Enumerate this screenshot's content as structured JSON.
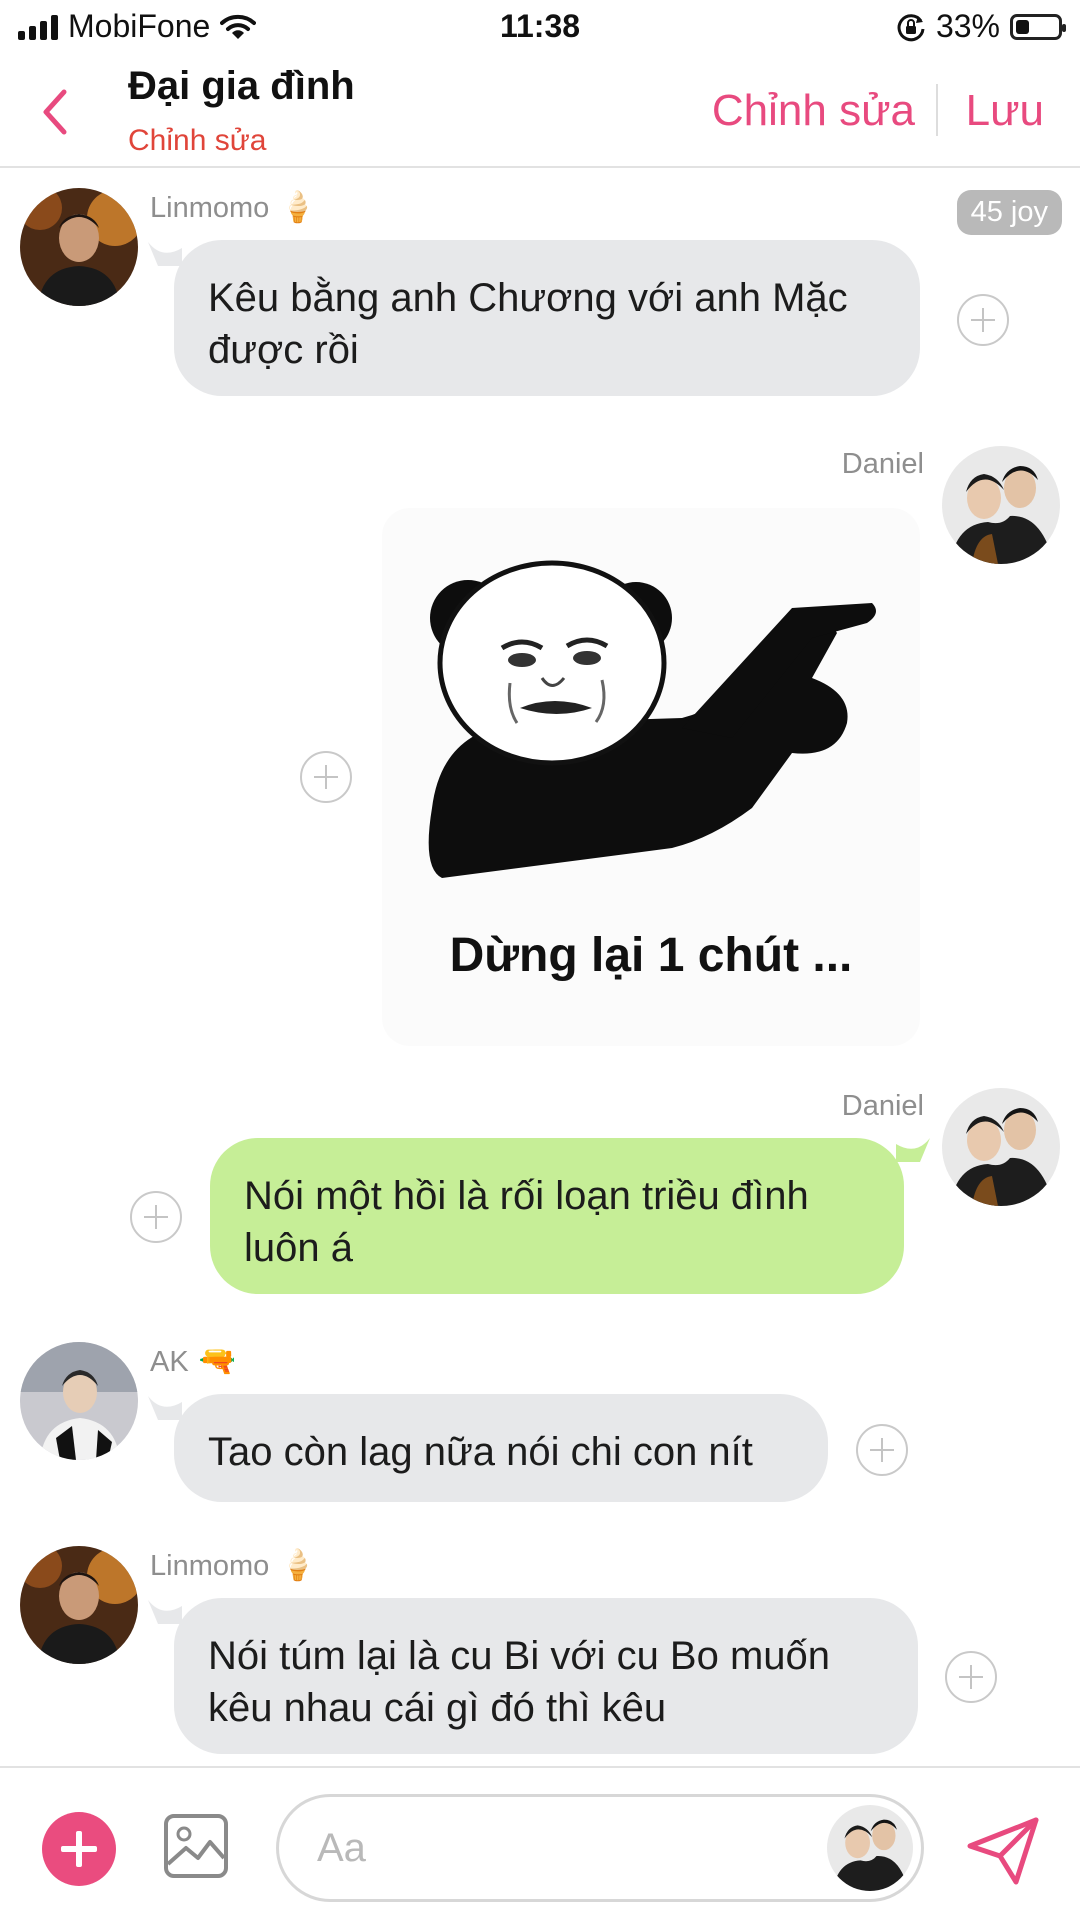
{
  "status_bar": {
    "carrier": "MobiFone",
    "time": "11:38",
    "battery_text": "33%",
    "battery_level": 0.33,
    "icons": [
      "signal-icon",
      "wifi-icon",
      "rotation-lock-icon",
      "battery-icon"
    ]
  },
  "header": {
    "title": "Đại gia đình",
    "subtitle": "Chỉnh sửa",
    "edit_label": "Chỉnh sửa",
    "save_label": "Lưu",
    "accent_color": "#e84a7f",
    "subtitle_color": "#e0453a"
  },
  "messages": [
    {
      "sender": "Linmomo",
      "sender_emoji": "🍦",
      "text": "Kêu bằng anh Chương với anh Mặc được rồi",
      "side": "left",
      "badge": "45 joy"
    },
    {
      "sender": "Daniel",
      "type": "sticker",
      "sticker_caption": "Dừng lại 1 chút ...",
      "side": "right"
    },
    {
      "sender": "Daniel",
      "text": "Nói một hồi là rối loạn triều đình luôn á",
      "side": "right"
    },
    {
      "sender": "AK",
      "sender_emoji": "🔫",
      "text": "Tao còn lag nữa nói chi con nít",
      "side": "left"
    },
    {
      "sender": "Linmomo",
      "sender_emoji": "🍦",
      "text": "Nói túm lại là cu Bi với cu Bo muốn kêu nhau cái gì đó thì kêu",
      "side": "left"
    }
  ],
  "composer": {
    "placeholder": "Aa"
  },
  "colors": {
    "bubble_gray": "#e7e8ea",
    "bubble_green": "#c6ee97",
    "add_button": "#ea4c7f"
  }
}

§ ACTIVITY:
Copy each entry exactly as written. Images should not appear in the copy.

§ TASK SOLUTION:
Enumerate this screenshot's content as structured JSON.
{
  "status_bar": {
    "carrier": "MobiFone",
    "time": "11:38",
    "battery_text": "33%",
    "battery_level": 0.33,
    "icons": [
      "signal-icon",
      "wifi-icon",
      "rotation-lock-icon",
      "battery-icon"
    ]
  },
  "header": {
    "title": "Đại gia đình",
    "subtitle": "Chỉnh sửa",
    "edit_label": "Chỉnh sửa",
    "save_label": "Lưu",
    "accent_color": "#e84a7f",
    "subtitle_color": "#e0453a"
  },
  "messages": [
    {
      "sender": "Linmomo",
      "sender_emoji": "🍦",
      "text": "Kêu bằng anh Chương với anh Mặc được rồi",
      "side": "left",
      "badge": "45 joy"
    },
    {
      "sender": "Daniel",
      "type": "sticker",
      "sticker_caption": "Dừng lại 1 chút ...",
      "side": "right"
    },
    {
      "sender": "Daniel",
      "text": "Nói một hồi là rối loạn triều đình luôn á",
      "side": "right"
    },
    {
      "sender": "AK",
      "sender_emoji": "🔫",
      "text": "Tao còn lag nữa nói chi con nít",
      "side": "left"
    },
    {
      "sender": "Linmomo",
      "sender_emoji": "🍦",
      "text": "Nói túm lại là cu Bi với cu Bo muốn kêu nhau cái gì đó thì kêu",
      "side": "left"
    }
  ],
  "composer": {
    "placeholder": "Aa"
  },
  "colors": {
    "bubble_gray": "#e7e8ea",
    "bubble_green": "#c6ee97",
    "add_button": "#ea4c7f"
  }
}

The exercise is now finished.